There's nothing fantastical about this James Cagney-starring musical, but director Busby Berkeley is no doubt an inspiration on Condon, paving the way for how large-scale numbers could be choreographed for film. Berkeley was able to deliver the thrills of a live performance through the limitations of the screen.

In the movie, Cagney plays a Broadway director plagued by the new popularity of cinema and forced to change his career focus from stage musicals to "prologues" that appear before a movie starts. Naturally there's a big contract to score and a big romance to navigate, and the massive dance crew manages to deliver three outstanding performances at three different New York City movie theaters, going so far as to erect a giant water fountain to perform a water ballet, all in one night. So maybe there's some fantasy going on after all.

It's a pure delight. It's also a major strand of cinematic musical DNA living in the genes of Beauty and the Beast.

Edward Scissorhands

A young, misunderstood girl living a ho-hum life in a small-minded town finds sympathy for (and ultimately falls in love with) a monstrous outcast even as a vile alpha male bro stalks her for her affection, ultimately leading an attack on the monster that congeals the town's bigotry into tragedy. Tim Burton's Edward Scissorhands is Beauty and the Beast with topiary. Instead of Belle isolated in the high castle with a captor she grows to adore, it's the Beast who must come down into the suburbs, learn about an idyllic Avon society, and weather fearful hatred on the street level. Edward and the Beast must learn to be "civilized."

Burton's film is another example of live-action fantasy that works beautifully, blending "Frankenstein" into the suburbs. It's also a fairytale, told by an old woman to her granddaughter to explain where snow comes from. Like Beauty and the Beast, it also heavily leans into the morality play of finding the good in everyone, no matter how sharp the claws.

beauty and the beast

The Mix

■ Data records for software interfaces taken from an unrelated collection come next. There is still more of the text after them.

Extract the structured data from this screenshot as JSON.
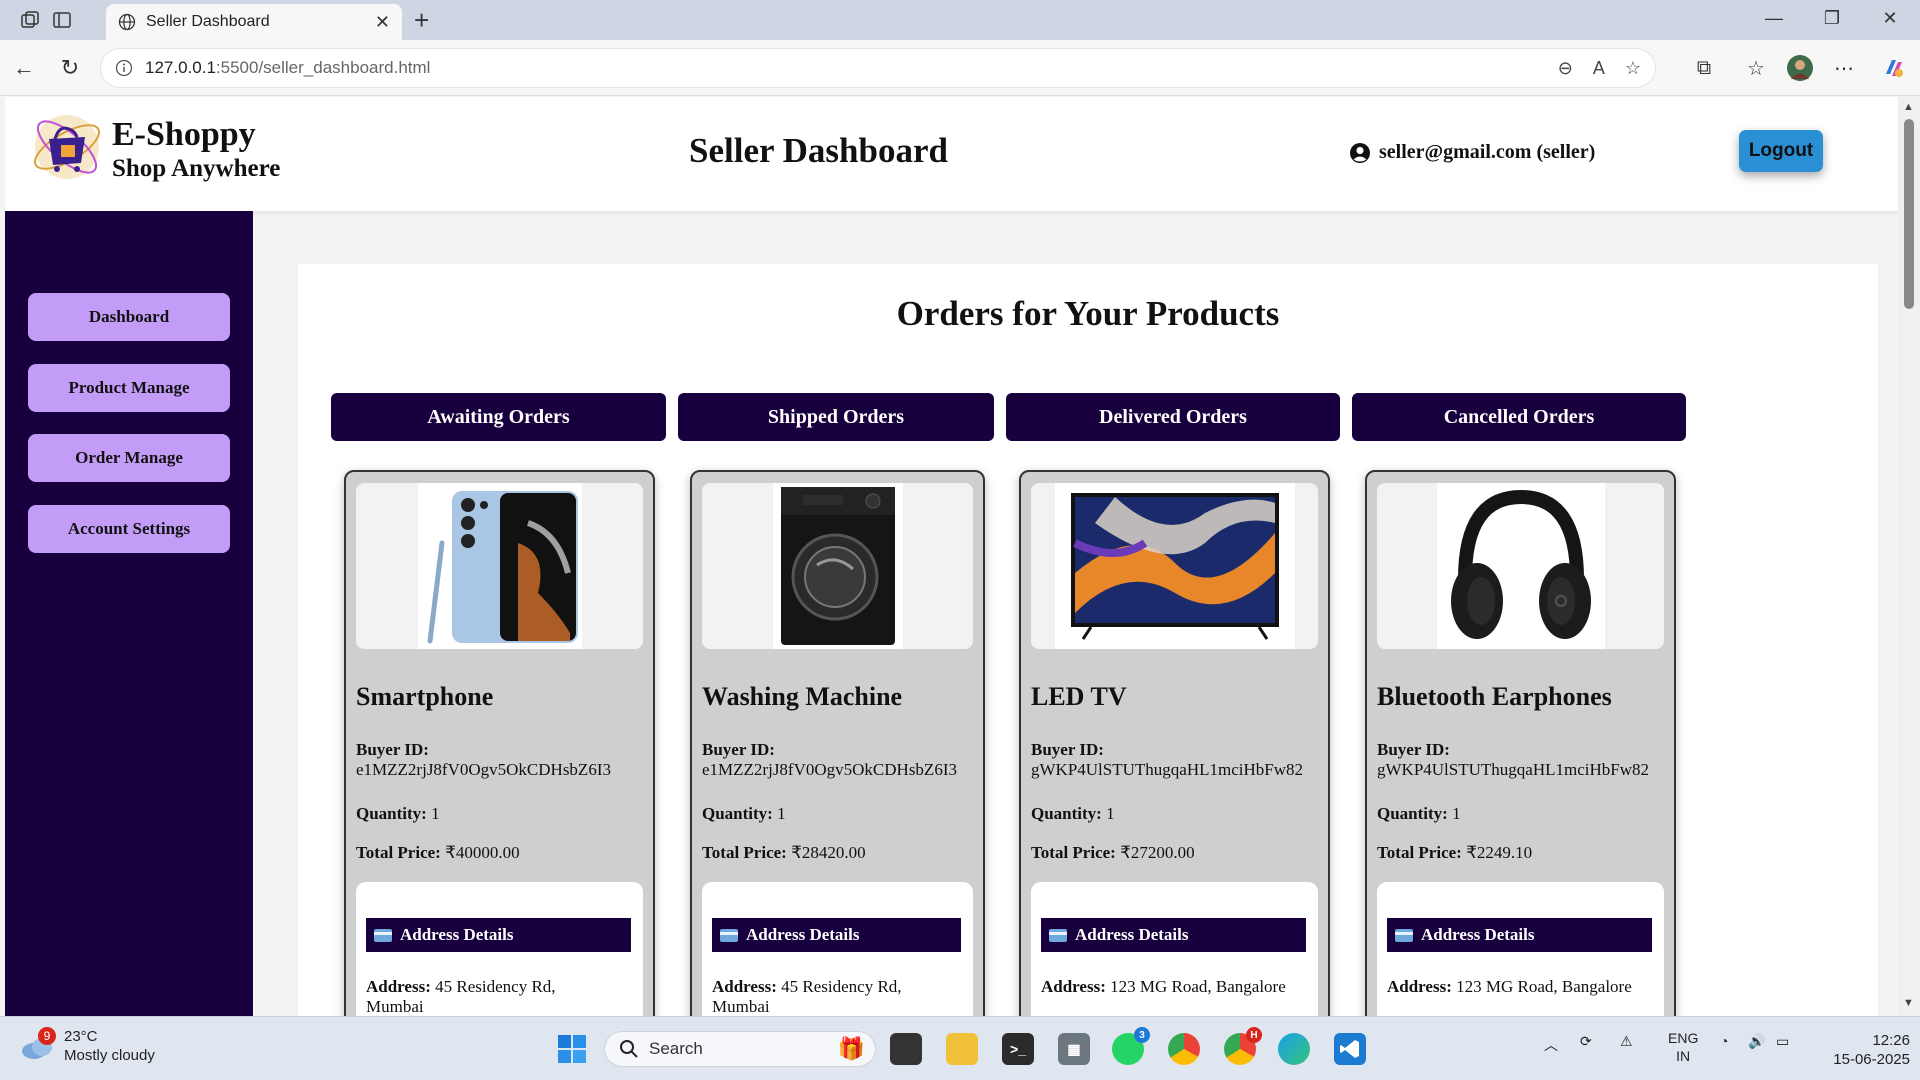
{
  "browser": {
    "tab_title": "Seller Dashboard",
    "url_host": "127.0.0.1",
    "url_rest": ":5500/seller_dashboard.html"
  },
  "header": {
    "brand_name": "E-Shoppy",
    "brand_tagline": "Shop Anywhere",
    "page_title": "Seller Dashboard",
    "user_label": "seller@gmail.com (seller)",
    "logout_label": "Logout"
  },
  "sidebar": {
    "items": [
      {
        "label": "Dashboard"
      },
      {
        "label": "Product Manage"
      },
      {
        "label": "Order Manage"
      },
      {
        "label": "Account Settings"
      }
    ]
  },
  "main": {
    "title": "Orders for Your Products",
    "filters": [
      {
        "label": "Awaiting Orders"
      },
      {
        "label": "Shipped Orders"
      },
      {
        "label": "Delivered Orders"
      },
      {
        "label": "Cancelled Orders"
      }
    ],
    "buyer_label": "Buyer ID:",
    "quantity_label": "Quantity:",
    "total_label": "Total Price:",
    "address_header": "Address Details",
    "address_label": "Address:",
    "orders": [
      {
        "name": "Smartphone",
        "buyer_id": "e1MZZ2rjJ8fV0Ogv5OkCDHsbZ6I3",
        "quantity": "1",
        "total": "₹40000.00",
        "address": "45 Residency Rd,",
        "address_line2": "Mumbai"
      },
      {
        "name": "Washing Machine",
        "buyer_id": "e1MZZ2rjJ8fV0Ogv5OkCDHsbZ6I3",
        "quantity": "1",
        "total": "₹28420.00",
        "address": "45 Residency Rd,",
        "address_line2": "Mumbai"
      },
      {
        "name": "LED TV",
        "buyer_id": "gWKP4UlSTUThugqaHL1mciHbFw82",
        "quantity": "1",
        "total": "₹27200.00",
        "address": "123 MG Road, Bangalore",
        "address_line2": ""
      },
      {
        "name": "Bluetooth Earphones",
        "buyer_id": "gWKP4UlSTUThugqaHL1mciHbFw82",
        "quantity": "1",
        "total": "₹2249.10",
        "address": "123 MG Road, Bangalore",
        "address_line2": ""
      }
    ]
  },
  "taskbar": {
    "weather_badge": "9",
    "temperature": "23°C",
    "condition": "Mostly cloudy",
    "search_placeholder": "Search",
    "whatsapp_badge": "3",
    "chrome_badge": "H",
    "lang_line1": "ENG",
    "lang_line2": "IN",
    "time": "12:26",
    "date": "15-06-2025"
  },
  "colors": {
    "sidebar_bg": "#17003d",
    "sidebar_button": "#c39cf7",
    "logout": "#2b8fd6",
    "card_bg": "#cfcfcf"
  }
}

Hopefully, this list draws out what Beauty and the Beast owes to its predecessors (and not just the most obvious one) as well as how it stands out among a long history of adaptations, musicals, and fantasy films.

It's strange to see Watson's portrayal of a potentially pigeon-holing character overshadowed completely because the character is also toweringly iconic. Hermione may owe a lot to Belle, and now Belle, via Watson, can owe something to Hermione.

In the same way, Beauty and the Beast borrows its voice from an ancient story and a host of filmic magic-makers, but will undoubtedly add to that lineage with its own inspiring, technical song and dance.